▶ _What is needed_
Print the listing in its entirety and exactly, leaving out images.

▶ _Extracted material_
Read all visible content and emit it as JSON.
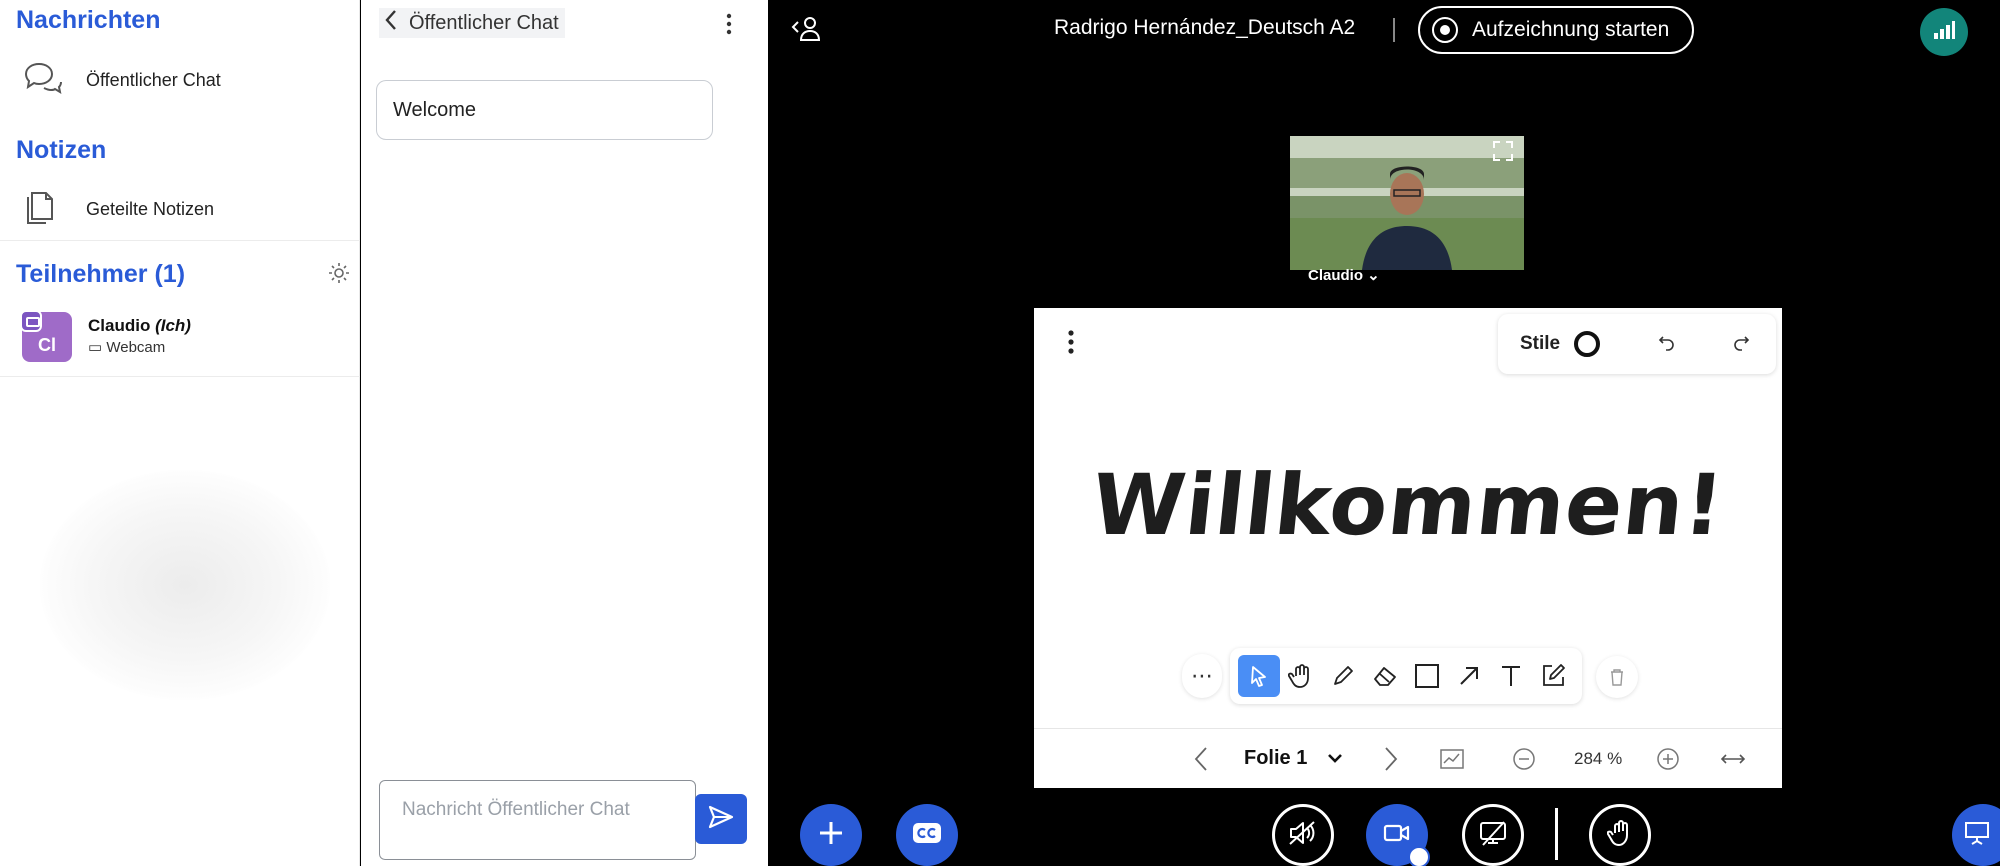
{
  "sidebar": {
    "messages_title": "Nachrichten",
    "public_chat_label": "Öffentlicher Chat",
    "notes_title": "Notizen",
    "shared_notes_label": "Geteilte Notizen",
    "participants_title": "Teilnehmer (1)",
    "user": {
      "initials": "Cl",
      "name": "Claudio",
      "self_tag": "(Ich)",
      "status": "Webcam",
      "avatar_color": "#9f6bc8"
    }
  },
  "chat": {
    "header_title": "Öffentlicher Chat",
    "welcome_message": "Welcome",
    "input_placeholder": "Nachricht Öffentlicher Chat"
  },
  "topbar": {
    "meeting_title": "Radrigo Hernández_Deutsch A2",
    "record_label": "Aufzeichnung starten",
    "connection_color": "#12857a"
  },
  "webcam": {
    "user_label": "Claudio ⌄"
  },
  "whiteboard": {
    "style_label": "Stile",
    "slide_text": "Willkommen!",
    "slide_selector": "Folie 1",
    "zoom": "284 %",
    "tools": [
      "select-icon",
      "hand-icon",
      "pencil-icon",
      "eraser-icon",
      "rectangle-icon",
      "arrow-icon",
      "text-icon",
      "note-icon"
    ],
    "active_tool": "select-icon"
  },
  "colors": {
    "accent": "#2a5bd7",
    "active_tool": "#4a8ef5",
    "background": "#000000"
  }
}
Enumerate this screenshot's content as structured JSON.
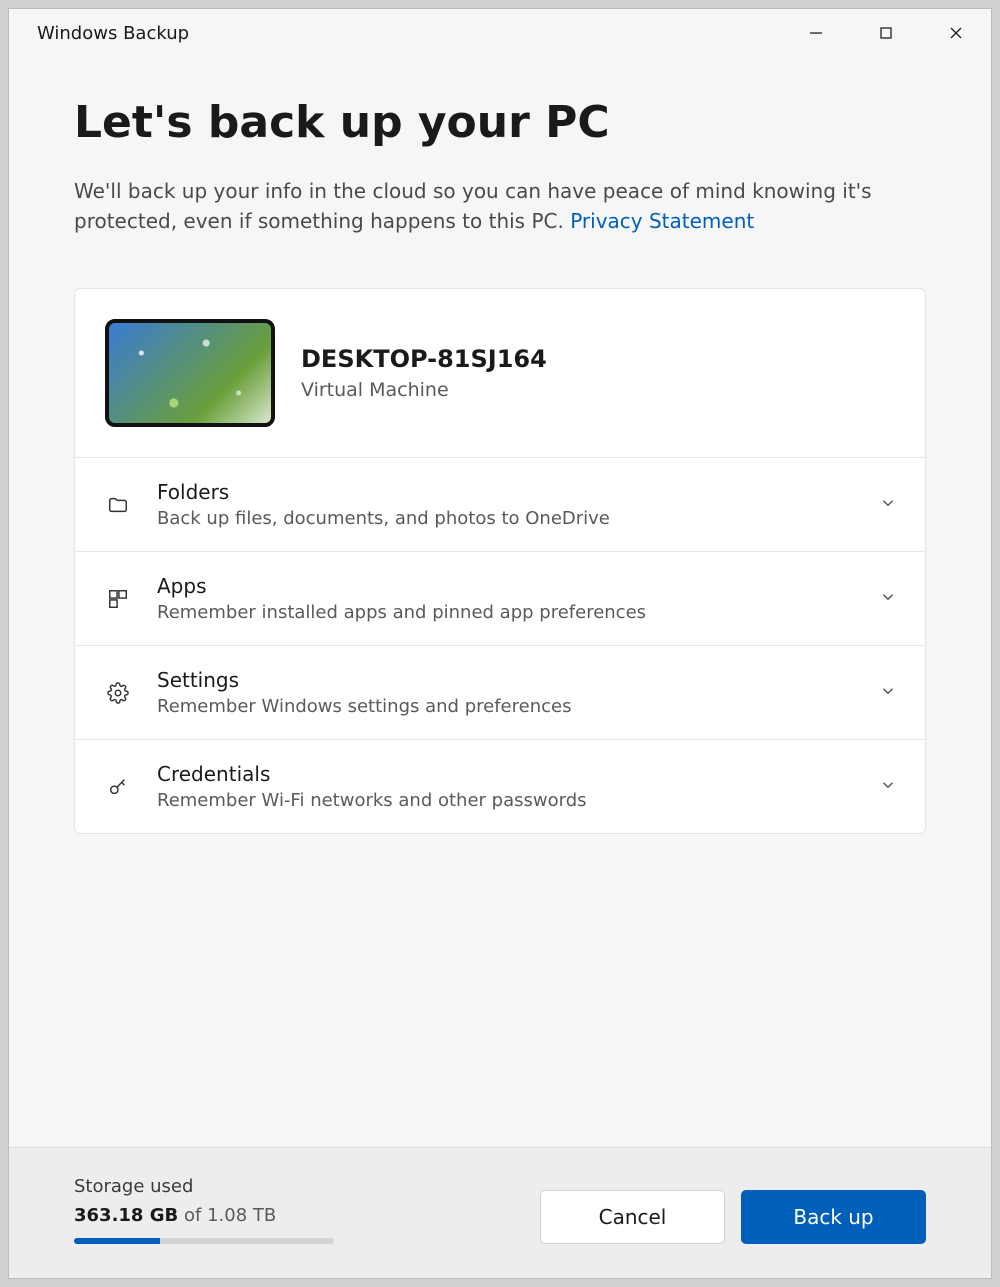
{
  "titlebar": {
    "title": "Windows Backup"
  },
  "page": {
    "heading": "Let's back up your PC",
    "description": "We'll back up your info in the cloud so you can have peace of mind knowing it's protected, even if something happens to this PC.",
    "privacy_link": "Privacy Statement"
  },
  "device": {
    "name": "DESKTOP-81SJ164",
    "type": "Virtual Machine"
  },
  "items": [
    {
      "icon": "folder-icon",
      "title": "Folders",
      "subtitle": "Back up files, documents, and photos to OneDrive"
    },
    {
      "icon": "apps-icon",
      "title": "Apps",
      "subtitle": "Remember installed apps and pinned app preferences"
    },
    {
      "icon": "gear-icon",
      "title": "Settings",
      "subtitle": "Remember Windows settings and preferences"
    },
    {
      "icon": "key-icon",
      "title": "Credentials",
      "subtitle": "Remember Wi-Fi networks and other passwords"
    }
  ],
  "storage": {
    "label": "Storage used",
    "used": "363.18 GB",
    "of_word": "of",
    "total": "1.08 TB",
    "percent": 33
  },
  "buttons": {
    "cancel": "Cancel",
    "backup": "Back up"
  }
}
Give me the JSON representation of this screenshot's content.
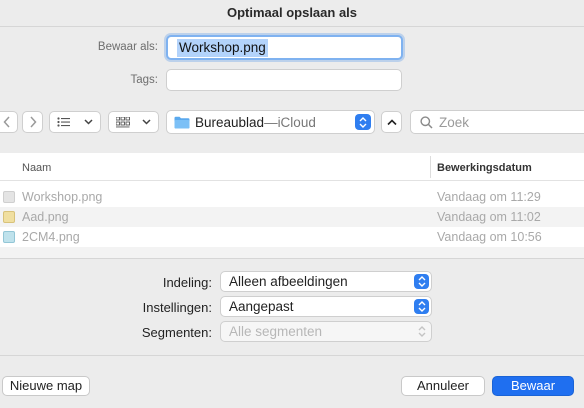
{
  "dialog": {
    "title": "Optimaal opslaan als"
  },
  "save_as": {
    "label": "Bewaar als:",
    "value": "Workshop.png"
  },
  "tags": {
    "label": "Tags:",
    "value": ""
  },
  "toolbar": {
    "location": {
      "name": "Bureaublad",
      "separator": " — ",
      "service": "iCloud"
    },
    "search_placeholder": "Zoek"
  },
  "file_list": {
    "columns": {
      "name": "Naam",
      "date": "Bewerkingsdatum"
    },
    "rows": [
      {
        "name": "Workshop.png",
        "date": "Vandaag om 11:29",
        "icon": "image-file-icon"
      },
      {
        "name": "Aad.png",
        "date": "Vandaag om 11:02",
        "icon": "image-file-icon"
      },
      {
        "name": "2CM4.png",
        "date": "Vandaag om 10:56",
        "icon": "image-file-icon"
      }
    ]
  },
  "options": {
    "format": {
      "label": "Indeling:",
      "value": "Alleen afbeeldingen"
    },
    "settings": {
      "label": "Instellingen:",
      "value": "Aangepast"
    },
    "segments": {
      "label": "Segmenten:",
      "value": "Alle segmenten"
    }
  },
  "buttons": {
    "new_folder": "Nieuwe map",
    "cancel": "Annuleer",
    "save": "Bewaar"
  },
  "colors": {
    "accent": "#1f6ff0",
    "selection": "#b3d3fb",
    "focus_ring": "#7fb2f0"
  }
}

▶ _Answer space_
Read all visible content and emit it as JSON.
{
  "sidebar": {
    "messages_title": "Nachrichten",
    "public_chat_label": "Öffentlicher Chat",
    "notes_title": "Notizen",
    "shared_notes_label": "Geteilte Notizen",
    "participants_title": "Teilnehmer (1)",
    "user": {
      "initials": "Cl",
      "name": "Claudio",
      "self_tag": "(Ich)",
      "status": "Webcam",
      "avatar_color": "#9f6bc8"
    }
  },
  "chat": {
    "header_title": "Öffentlicher Chat",
    "welcome_message": "Welcome",
    "input_placeholder": "Nachricht Öffentlicher Chat"
  },
  "topbar": {
    "meeting_title": "Radrigo Hernández_Deutsch A2",
    "record_label": "Aufzeichnung starten",
    "connection_color": "#12857a"
  },
  "webcam": {
    "user_label": "Claudio ⌄"
  },
  "whiteboard": {
    "style_label": "Stile",
    "slide_text": "Willkommen!",
    "slide_selector": "Folie 1",
    "zoom": "284 %",
    "tools": [
      "select-icon",
      "hand-icon",
      "pencil-icon",
      "eraser-icon",
      "rectangle-icon",
      "arrow-icon",
      "text-icon",
      "note-icon"
    ],
    "active_tool": "select-icon"
  },
  "colors": {
    "accent": "#2a5bd7",
    "active_tool": "#4a8ef5",
    "background": "#000000"
  }
}
Enumerate this screenshot's content as structured JSON.
{
  "titlebar": {
    "title": "Windows Backup"
  },
  "page": {
    "heading": "Let's back up your PC",
    "description": "We'll back up your info in the cloud so you can have peace of mind knowing it's protected, even if something happens to this PC.",
    "privacy_link": "Privacy Statement"
  },
  "device": {
    "name": "DESKTOP-81SJ164",
    "type": "Virtual Machine"
  },
  "items": [
    {
      "icon": "folder-icon",
      "title": "Folders",
      "subtitle": "Back up files, documents, and photos to OneDrive"
    },
    {
      "icon": "apps-icon",
      "title": "Apps",
      "subtitle": "Remember installed apps and pinned app preferences"
    },
    {
      "icon": "gear-icon",
      "title": "Settings",
      "subtitle": "Remember Windows settings and preferences"
    },
    {
      "icon": "key-icon",
      "title": "Credentials",
      "subtitle": "Remember Wi-Fi networks and other passwords"
    }
  ],
  "storage": {
    "label": "Storage used",
    "used": "363.18 GB",
    "of_word": "of",
    "total": "1.08 TB",
    "percent": 33
  },
  "buttons": {
    "cancel": "Cancel",
    "backup": "Back up"
  }
}
Give me the JSON representation of this screenshot's content.
{
  "dialog": {
    "title": "Optimaal opslaan als"
  },
  "save_as": {
    "label": "Bewaar als:",
    "value": "Workshop.png"
  },
  "tags": {
    "label": "Tags:",
    "value": ""
  },
  "toolbar": {
    "location": {
      "name": "Bureaublad",
      "separator": " — ",
      "service": "iCloud"
    },
    "search_placeholder": "Zoek"
  },
  "file_list": {
    "columns": {
      "name": "Naam",
      "date": "Bewerkingsdatum"
    },
    "rows": [
      {
        "name": "Workshop.png",
        "date": "Vandaag om 11:29",
        "icon": "image-file-icon"
      },
      {
        "name": "Aad.png",
        "date": "Vandaag om 11:02",
        "icon": "image-file-icon"
      },
      {
        "name": "2CM4.png",
        "date": "Vandaag om 10:56",
        "icon": "image-file-icon"
      }
    ]
  },
  "options": {
    "format": {
      "label": "Indeling:",
      "value": "Alleen afbeeldingen"
    },
    "settings": {
      "label": "Instellingen:",
      "value": "Aangepast"
    },
    "segments": {
      "label": "Segmenten:",
      "value": "Alle segmenten"
    }
  },
  "buttons": {
    "new_folder": "Nieuwe map",
    "cancel": "Annuleer",
    "save": "Bewaar"
  },
  "colors": {
    "accent": "#1f6ff0",
    "selection": "#b3d3fb",
    "focus_ring": "#7fb2f0"
  }
}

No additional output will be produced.